Go through the entries below and tally each line holding the string "이스탄불". Return the number only.

━━ Given entries ━━

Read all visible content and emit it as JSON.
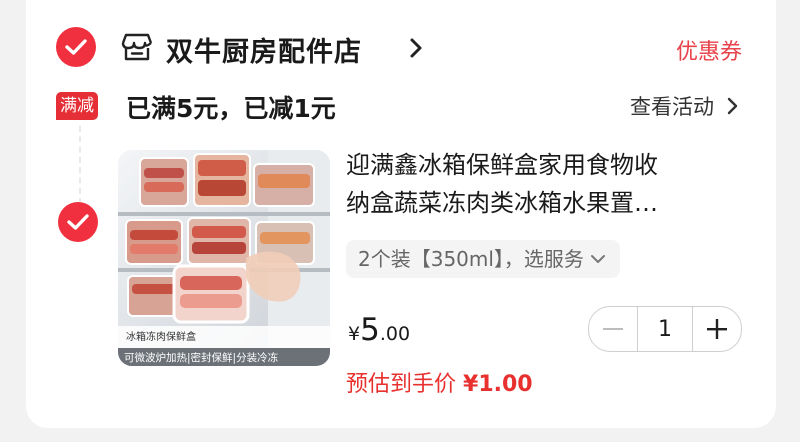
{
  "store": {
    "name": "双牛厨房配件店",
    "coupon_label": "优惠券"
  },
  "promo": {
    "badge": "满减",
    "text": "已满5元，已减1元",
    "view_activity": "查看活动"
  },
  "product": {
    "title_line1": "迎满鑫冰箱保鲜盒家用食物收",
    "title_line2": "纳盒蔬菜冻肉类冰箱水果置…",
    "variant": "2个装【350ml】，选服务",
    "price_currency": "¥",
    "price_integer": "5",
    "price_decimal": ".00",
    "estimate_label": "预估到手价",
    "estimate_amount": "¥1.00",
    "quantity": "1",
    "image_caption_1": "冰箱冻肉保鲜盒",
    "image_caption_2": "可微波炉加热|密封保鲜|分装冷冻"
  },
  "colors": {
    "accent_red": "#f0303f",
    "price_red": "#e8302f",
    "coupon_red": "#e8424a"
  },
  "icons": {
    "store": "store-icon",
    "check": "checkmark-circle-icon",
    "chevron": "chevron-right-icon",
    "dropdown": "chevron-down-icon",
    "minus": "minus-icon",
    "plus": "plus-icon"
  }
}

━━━
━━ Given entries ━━

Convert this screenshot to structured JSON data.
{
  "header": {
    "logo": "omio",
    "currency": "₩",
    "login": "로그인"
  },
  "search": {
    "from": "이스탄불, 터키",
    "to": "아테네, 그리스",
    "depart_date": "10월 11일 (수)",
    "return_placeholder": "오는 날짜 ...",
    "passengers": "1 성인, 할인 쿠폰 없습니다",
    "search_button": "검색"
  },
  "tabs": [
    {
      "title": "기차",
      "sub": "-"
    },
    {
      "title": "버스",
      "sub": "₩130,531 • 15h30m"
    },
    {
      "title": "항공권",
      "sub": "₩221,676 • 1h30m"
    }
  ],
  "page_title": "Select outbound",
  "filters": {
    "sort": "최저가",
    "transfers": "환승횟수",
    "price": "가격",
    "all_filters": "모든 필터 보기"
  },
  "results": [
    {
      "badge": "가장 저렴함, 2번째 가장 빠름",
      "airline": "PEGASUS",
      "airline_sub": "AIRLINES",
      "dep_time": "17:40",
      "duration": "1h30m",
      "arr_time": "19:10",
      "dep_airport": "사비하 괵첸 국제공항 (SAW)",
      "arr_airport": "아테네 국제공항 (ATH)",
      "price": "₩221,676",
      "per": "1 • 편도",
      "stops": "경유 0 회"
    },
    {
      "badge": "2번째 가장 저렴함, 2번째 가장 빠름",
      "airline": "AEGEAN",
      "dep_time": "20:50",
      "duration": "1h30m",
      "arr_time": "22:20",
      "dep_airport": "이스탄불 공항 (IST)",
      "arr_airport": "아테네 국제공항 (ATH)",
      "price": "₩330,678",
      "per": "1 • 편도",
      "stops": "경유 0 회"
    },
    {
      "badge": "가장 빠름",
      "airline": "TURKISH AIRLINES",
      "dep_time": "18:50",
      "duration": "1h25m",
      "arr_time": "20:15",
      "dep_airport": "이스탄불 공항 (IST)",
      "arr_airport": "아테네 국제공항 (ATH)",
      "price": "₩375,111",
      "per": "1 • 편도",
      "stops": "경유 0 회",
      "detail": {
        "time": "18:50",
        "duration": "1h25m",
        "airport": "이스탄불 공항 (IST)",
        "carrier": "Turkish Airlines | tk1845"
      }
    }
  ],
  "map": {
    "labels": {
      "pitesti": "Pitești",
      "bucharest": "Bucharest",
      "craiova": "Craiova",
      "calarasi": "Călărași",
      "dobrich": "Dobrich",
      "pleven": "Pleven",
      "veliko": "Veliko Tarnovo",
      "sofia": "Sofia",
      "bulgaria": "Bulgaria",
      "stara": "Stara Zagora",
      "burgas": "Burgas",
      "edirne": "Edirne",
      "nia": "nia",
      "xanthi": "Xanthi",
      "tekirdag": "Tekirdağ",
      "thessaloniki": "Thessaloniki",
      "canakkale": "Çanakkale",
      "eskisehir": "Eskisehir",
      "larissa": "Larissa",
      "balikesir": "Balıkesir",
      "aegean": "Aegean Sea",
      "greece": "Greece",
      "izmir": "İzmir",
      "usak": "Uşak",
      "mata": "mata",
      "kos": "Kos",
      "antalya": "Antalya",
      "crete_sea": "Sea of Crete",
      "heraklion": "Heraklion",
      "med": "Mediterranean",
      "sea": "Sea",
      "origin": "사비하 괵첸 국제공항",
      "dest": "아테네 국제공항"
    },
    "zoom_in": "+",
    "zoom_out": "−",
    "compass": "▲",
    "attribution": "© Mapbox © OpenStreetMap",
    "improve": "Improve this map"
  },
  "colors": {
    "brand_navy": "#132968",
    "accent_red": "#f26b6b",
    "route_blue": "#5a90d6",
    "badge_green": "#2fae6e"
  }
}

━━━

**Task result**
4